1Department of Anthropology, University of Hawaii at Hilo, 2Department of Anthropology, University of Massachusetts, Amherst
Saturday All day, Plaza Level
Peri-menopausal women experience elevated frequency of psychological distress and depression, and there are significant differences between ethnic groups in the rate at which these symptoms are experienced. These differences may be due to socioeconomic, health, and cultural factors, including culturally-based reporting bias. Accordingly, in a study of women aged 45-55 in the multiethnic population of Hilo, Hawaii, comparisons between Japanese-Americans (JAs) and women of other ethnic backgrounds were carried out for the frequency and severity of negative mood (anxiety, sadness, anger) reports of women who kept a 24-hour diary. For the frequency of negative reports, there was a significant difference between women based on menopausal status (pre-menopausal, peri-menopausal, post-menopausal; ANOVA, F = 4.0, p < .05), but not based on Japanese ethnicity (F = 0.8, ns); there was a significant interaction between ethnicity and menopausal status (F = 3.3, p < .05), with JAs have significantly greater frequency of negative mood reports than other women during the peri-menopause. Similar results were found for the reported severity of negative moods (status: F = 4.9, p < .01; ethnicity: F = 0.7, ns; status X ethnicity: F = 3.7, p < .05). When analyses controlled for family income level and educational attainment, JA ethnicity remained a significant predictor of negative mood severity among peri-menopausal women.
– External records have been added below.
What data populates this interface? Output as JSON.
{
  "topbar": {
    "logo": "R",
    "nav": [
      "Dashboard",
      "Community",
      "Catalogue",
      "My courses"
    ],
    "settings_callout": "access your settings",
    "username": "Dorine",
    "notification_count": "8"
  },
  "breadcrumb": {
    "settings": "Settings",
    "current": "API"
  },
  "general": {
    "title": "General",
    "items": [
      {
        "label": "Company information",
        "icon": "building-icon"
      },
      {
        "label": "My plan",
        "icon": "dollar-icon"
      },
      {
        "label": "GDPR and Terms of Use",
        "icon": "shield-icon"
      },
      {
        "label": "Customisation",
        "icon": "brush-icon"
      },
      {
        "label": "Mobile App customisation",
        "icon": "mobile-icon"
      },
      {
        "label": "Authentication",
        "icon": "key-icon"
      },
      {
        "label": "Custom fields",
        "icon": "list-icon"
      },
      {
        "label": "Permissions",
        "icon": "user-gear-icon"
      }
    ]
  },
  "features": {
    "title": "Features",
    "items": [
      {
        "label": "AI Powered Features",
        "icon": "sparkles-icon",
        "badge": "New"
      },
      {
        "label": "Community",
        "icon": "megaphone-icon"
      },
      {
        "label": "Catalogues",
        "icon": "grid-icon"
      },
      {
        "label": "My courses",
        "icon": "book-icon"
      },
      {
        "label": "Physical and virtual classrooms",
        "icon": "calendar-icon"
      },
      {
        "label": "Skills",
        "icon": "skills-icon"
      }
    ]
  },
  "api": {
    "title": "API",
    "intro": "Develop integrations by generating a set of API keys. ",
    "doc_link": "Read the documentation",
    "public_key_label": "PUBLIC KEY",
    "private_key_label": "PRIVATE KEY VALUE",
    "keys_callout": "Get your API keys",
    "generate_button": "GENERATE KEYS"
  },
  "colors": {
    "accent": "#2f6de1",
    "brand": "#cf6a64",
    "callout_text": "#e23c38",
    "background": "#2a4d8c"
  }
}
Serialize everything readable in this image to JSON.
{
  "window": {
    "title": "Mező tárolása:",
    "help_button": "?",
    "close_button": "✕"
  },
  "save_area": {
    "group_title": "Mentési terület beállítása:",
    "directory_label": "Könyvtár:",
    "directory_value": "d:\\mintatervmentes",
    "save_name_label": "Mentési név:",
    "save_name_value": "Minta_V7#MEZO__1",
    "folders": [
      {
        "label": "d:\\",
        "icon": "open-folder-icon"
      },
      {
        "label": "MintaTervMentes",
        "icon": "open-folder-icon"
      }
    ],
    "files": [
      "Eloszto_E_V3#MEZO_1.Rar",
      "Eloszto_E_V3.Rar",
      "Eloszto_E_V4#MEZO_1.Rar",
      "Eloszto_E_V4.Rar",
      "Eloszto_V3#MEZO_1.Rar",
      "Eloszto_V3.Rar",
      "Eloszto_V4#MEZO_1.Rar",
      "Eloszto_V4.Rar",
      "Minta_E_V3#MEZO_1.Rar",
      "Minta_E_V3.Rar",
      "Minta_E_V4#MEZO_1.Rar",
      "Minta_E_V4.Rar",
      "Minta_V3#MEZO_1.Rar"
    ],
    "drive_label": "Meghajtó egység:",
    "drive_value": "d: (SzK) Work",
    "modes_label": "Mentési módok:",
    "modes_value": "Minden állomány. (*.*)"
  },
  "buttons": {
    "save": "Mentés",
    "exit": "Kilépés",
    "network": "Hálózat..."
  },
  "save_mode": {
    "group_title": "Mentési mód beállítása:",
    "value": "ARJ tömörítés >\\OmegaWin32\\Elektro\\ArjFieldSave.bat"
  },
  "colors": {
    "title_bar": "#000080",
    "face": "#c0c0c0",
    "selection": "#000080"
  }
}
Reported health status and JA ethnicity are significant predictors of negative moods in peri-menopausal women in this multiethnic sample.
Supported by NIH MBRS S06 GM08073.